It seems obvious that teacher turnover drags down student performance, right? Not so fast.
In theory, teacher turnover could have either a positive or negative impact on students. On one hand, teacher turnover might produce better matches between schools and teachers and result in fresh perspectives. On the other hand, high teacher turnover could decrease student-teacher trust and interrupt institutional knowledge creation.
Empirical research offers support for both theories. The results of Hanushek and Rivkin (2010) suggest that teacher turnover has the potential to boost student performance in disadvantaged urban schools because poorly performing teachers are more likely to leave than their higher-achieving counterparts. On the contrary, Guin (2004) finds a strong negative correlation between teacher turnover and student performance.
A 2011 National Bureau of Economic Research (NBER) working paper “How Teacher Turnover Harms Student Achievement” attempts to resolve this debate in a more comprehensive study of teacher turnover. Matthew Ronfeldt, Hamilton Lankford, Susanna Loeb, and James Wyckoff examine the impact of teacher turnover on the math and English Language Assessment (ELA) test scores of over 600,000 4th and 5th grade students in New York City.
The research team finds that students’ math and ELA scores are significantly lower when there is a high level of teacher turnover within each grade level. The lower effectiveness of replacement teachers, however, only partially explains the poorer post-turnover student performance. This suggests that teacher turnover has a more general disruptive effect on students and that finding qualified teacher replacements is an insufficient solution.
Turnover has the largest negative effects at big schools, old schools, and schools with high proportions of low-achieving and Black students. Schools with higher levels of turnover tend to have fewer higher performing and Asian students, more poor, Black, and Hispanic students, and more student absences and suspensions. Put simply, high levels of teacher turnover are much more common for schools that serve predominately poor, Black, and Hispanic children, exactly where turnover has the most adverse effects on student performance.

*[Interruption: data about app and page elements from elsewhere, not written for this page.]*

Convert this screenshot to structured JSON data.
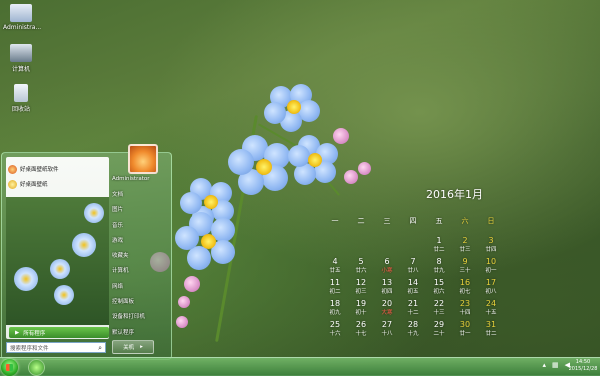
{
  "desktop": {
    "icons": [
      {
        "label": "Administra...",
        "icon": "user-folder-icon"
      },
      {
        "label": "计算机",
        "icon": "computer-icon"
      },
      {
        "label": "回收站",
        "icon": "recycle-bin-icon"
      }
    ]
  },
  "calendar": {
    "title": "2016年1月",
    "weekdays": [
      "一",
      "二",
      "三",
      "四",
      "五",
      "六",
      "日"
    ],
    "weekday_colors": [
      "#ffffff",
      "#ffffff",
      "#ffffff",
      "#ffffff",
      "#ffffff",
      "#e8d13b",
      "#e8d13b"
    ],
    "weeks": [
      [
        null,
        null,
        null,
        null,
        {
          "day": "1",
          "lunar": "廿二"
        },
        {
          "day": "2",
          "lunar": "廿三"
        },
        {
          "day": "3",
          "lunar": "廿四"
        }
      ],
      [
        {
          "day": "4",
          "lunar": "廿五"
        },
        {
          "day": "5",
          "lunar": "廿六"
        },
        {
          "day": "6",
          "lunar": "小寒"
        },
        {
          "day": "7",
          "lunar": "廿八"
        },
        {
          "day": "8",
          "lunar": "廿九"
        },
        {
          "day": "9",
          "lunar": "三十"
        },
        {
          "day": "10",
          "lunar": "初一"
        }
      ],
      [
        {
          "day": "11",
          "lunar": "初二"
        },
        {
          "day": "12",
          "lunar": "初三"
        },
        {
          "day": "13",
          "lunar": "初四"
        },
        {
          "day": "14",
          "lunar": "初五"
        },
        {
          "day": "15",
          "lunar": "初六"
        },
        {
          "day": "16",
          "lunar": "初七"
        },
        {
          "day": "17",
          "lunar": "初八"
        }
      ],
      [
        {
          "day": "18",
          "lunar": "初九"
        },
        {
          "day": "19",
          "lunar": "初十"
        },
        {
          "day": "20",
          "lunar": "大寒"
        },
        {
          "day": "21",
          "lunar": "十二"
        },
        {
          "day": "22",
          "lunar": "十三"
        },
        {
          "day": "23",
          "lunar": "十四"
        },
        {
          "day": "24",
          "lunar": "十五"
        }
      ],
      [
        {
          "day": "25",
          "lunar": "十六"
        },
        {
          "day": "26",
          "lunar": "十七"
        },
        {
          "day": "27",
          "lunar": "十八"
        },
        {
          "day": "28",
          "lunar": "十九"
        },
        {
          "day": "29",
          "lunar": "二十"
        },
        {
          "day": "30",
          "lunar": "廿一"
        },
        {
          "day": "31",
          "lunar": "廿二"
        }
      ]
    ],
    "colors": {
      "normal": "#ffffff",
      "weekend": "#e8d13b",
      "holiday": "#ff5a4a"
    }
  },
  "start_menu": {
    "pinned": [
      {
        "label": "好桌面壁纸软件",
        "icon": "app-orange-icon"
      },
      {
        "label": "好桌面壁纸",
        "icon": "app-yellow-icon"
      }
    ],
    "all_programs": "所有程序",
    "search_placeholder": "搜索程序和文件",
    "right_items": [
      "Administrator",
      "文档",
      "图片",
      "音乐",
      "游戏",
      "收藏夹",
      "计算机",
      "网络",
      "控制面板",
      "设备和打印机",
      "默认程序"
    ],
    "shutdown_label": "关机"
  },
  "taskbar": {
    "time": "14:50",
    "date": "2015/12/28",
    "tray_icons": [
      "show-hidden-icon",
      "network-icon",
      "volume-icon"
    ]
  }
}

The results of the research help clarify the impact of teacher turnover on student performance and present a more nuanced picture of why teacher turnover matters.